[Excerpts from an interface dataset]
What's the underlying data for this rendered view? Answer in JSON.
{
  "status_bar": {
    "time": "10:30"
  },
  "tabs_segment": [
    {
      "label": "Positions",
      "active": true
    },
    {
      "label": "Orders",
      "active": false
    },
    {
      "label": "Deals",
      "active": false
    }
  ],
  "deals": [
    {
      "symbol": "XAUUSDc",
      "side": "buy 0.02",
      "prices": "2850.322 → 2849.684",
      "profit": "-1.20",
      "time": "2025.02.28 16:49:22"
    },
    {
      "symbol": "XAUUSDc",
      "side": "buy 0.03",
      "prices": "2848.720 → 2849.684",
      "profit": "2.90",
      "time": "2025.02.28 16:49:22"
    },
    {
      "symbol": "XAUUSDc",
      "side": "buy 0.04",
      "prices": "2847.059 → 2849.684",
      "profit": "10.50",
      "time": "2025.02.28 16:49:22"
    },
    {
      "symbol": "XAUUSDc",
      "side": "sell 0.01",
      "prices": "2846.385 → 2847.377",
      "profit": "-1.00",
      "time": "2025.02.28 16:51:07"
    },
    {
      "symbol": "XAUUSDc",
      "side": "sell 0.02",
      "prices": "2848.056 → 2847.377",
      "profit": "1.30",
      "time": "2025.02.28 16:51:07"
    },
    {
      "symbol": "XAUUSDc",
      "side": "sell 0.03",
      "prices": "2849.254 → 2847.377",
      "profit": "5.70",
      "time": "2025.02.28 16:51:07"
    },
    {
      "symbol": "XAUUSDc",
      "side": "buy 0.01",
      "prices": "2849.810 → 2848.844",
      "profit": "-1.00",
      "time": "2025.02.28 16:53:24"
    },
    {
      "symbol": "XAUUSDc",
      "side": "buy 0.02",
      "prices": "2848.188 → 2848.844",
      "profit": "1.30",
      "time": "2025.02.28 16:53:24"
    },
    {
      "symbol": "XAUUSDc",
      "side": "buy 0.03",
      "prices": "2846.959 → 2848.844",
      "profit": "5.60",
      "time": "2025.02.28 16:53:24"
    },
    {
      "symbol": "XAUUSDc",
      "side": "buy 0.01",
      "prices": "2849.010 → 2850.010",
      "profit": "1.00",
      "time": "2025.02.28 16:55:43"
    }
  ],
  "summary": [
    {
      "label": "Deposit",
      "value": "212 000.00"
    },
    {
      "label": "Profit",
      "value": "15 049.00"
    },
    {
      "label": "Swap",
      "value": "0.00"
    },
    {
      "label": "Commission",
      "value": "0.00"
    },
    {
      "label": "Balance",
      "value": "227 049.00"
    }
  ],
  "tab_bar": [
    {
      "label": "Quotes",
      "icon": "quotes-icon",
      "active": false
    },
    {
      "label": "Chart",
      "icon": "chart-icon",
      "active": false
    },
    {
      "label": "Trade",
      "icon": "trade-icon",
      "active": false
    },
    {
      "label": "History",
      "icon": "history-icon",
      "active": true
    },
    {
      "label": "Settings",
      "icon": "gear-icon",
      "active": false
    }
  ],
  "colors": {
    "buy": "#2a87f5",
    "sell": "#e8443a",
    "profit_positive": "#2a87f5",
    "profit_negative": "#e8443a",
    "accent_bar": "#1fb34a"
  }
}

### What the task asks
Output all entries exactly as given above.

### Reply to the exercise
What's the underlying data for this rendered view? Answer in JSON.
{
  "status_bar": {
    "time": "10:30"
  },
  "tabs_segment": [
    {
      "label": "Positions",
      "active": true
    },
    {
      "label": "Orders",
      "active": false
    },
    {
      "label": "Deals",
      "active": false
    }
  ],
  "deals": [
    {
      "symbol": "XAUUSDc",
      "side": "buy 0.02",
      "prices": "2850.322 → 2849.684",
      "profit": "-1.20",
      "time": "2025.02.28 16:49:22"
    },
    {
      "symbol": "XAUUSDc",
      "side": "buy 0.03",
      "prices": "2848.720 → 2849.684",
      "profit": "2.90",
      "time": "2025.02.28 16:49:22"
    },
    {
      "symbol": "XAUUSDc",
      "side": "buy 0.04",
      "prices": "2847.059 → 2849.684",
      "profit": "10.50",
      "time": "2025.02.28 16:49:22"
    },
    {
      "symbol": "XAUUSDc",
      "side": "sell 0.01",
      "prices": "2846.385 → 2847.377",
      "profit": "-1.00",
      "time": "2025.02.28 16:51:07"
    },
    {
      "symbol": "XAUUSDc",
      "side": "sell 0.02",
      "prices": "2848.056 → 2847.377",
      "profit": "1.30",
      "time": "2025.02.28 16:51:07"
    },
    {
      "symbol": "XAUUSDc",
      "side": "sell 0.03",
      "prices": "2849.254 → 2847.377",
      "profit": "5.70",
      "time": "2025.02.28 16:51:07"
    },
    {
      "symbol": "XAUUSDc",
      "side": "buy 0.01",
      "prices": "2849.810 → 2848.844",
      "profit": "-1.00",
      "time": "2025.02.28 16:53:24"
    },
    {
      "symbol": "XAUUSDc",
      "side": "buy 0.02",
      "prices": "2848.188 → 2848.844",
      "profit": "1.30",
      "time": "2025.02.28 16:53:24"
    },
    {
      "symbol": "XAUUSDc",
      "side": "buy 0.03",
      "prices": "2846.959 → 2848.844",
      "profit": "5.60",
      "time": "2025.02.28 16:53:24"
    },
    {
      "symbol": "XAUUSDc",
      "side": "buy 0.01",
      "prices": "2849.010 → 2850.010",
      "profit": "1.00",
      "time": "2025.02.28 16:55:43"
    }
  ],
  "summary": [
    {
      "label": "Deposit",
      "value": "212 000.00"
    },
    {
      "label": "Profit",
      "value": "15 049.00"
    },
    {
      "label": "Swap",
      "value": "0.00"
    },
    {
      "label": "Commission",
      "value": "0.00"
    },
    {
      "label": "Balance",
      "value": "227 049.00"
    }
  ],
  "tab_bar": [
    {
      "label": "Quotes",
      "icon": "quotes-icon",
      "active": false
    },
    {
      "label": "Chart",
      "icon": "chart-icon",
      "active": false
    },
    {
      "label": "Trade",
      "icon": "trade-icon",
      "active": false
    },
    {
      "label": "History",
      "icon": "history-icon",
      "active": true
    },
    {
      "label": "Settings",
      "icon": "gear-icon",
      "active": false
    }
  ],
  "colors": {
    "buy": "#2a87f5",
    "sell": "#e8443a",
    "profit_positive": "#2a87f5",
    "profit_negative": "#e8443a",
    "accent_bar": "#1fb34a"
  }
}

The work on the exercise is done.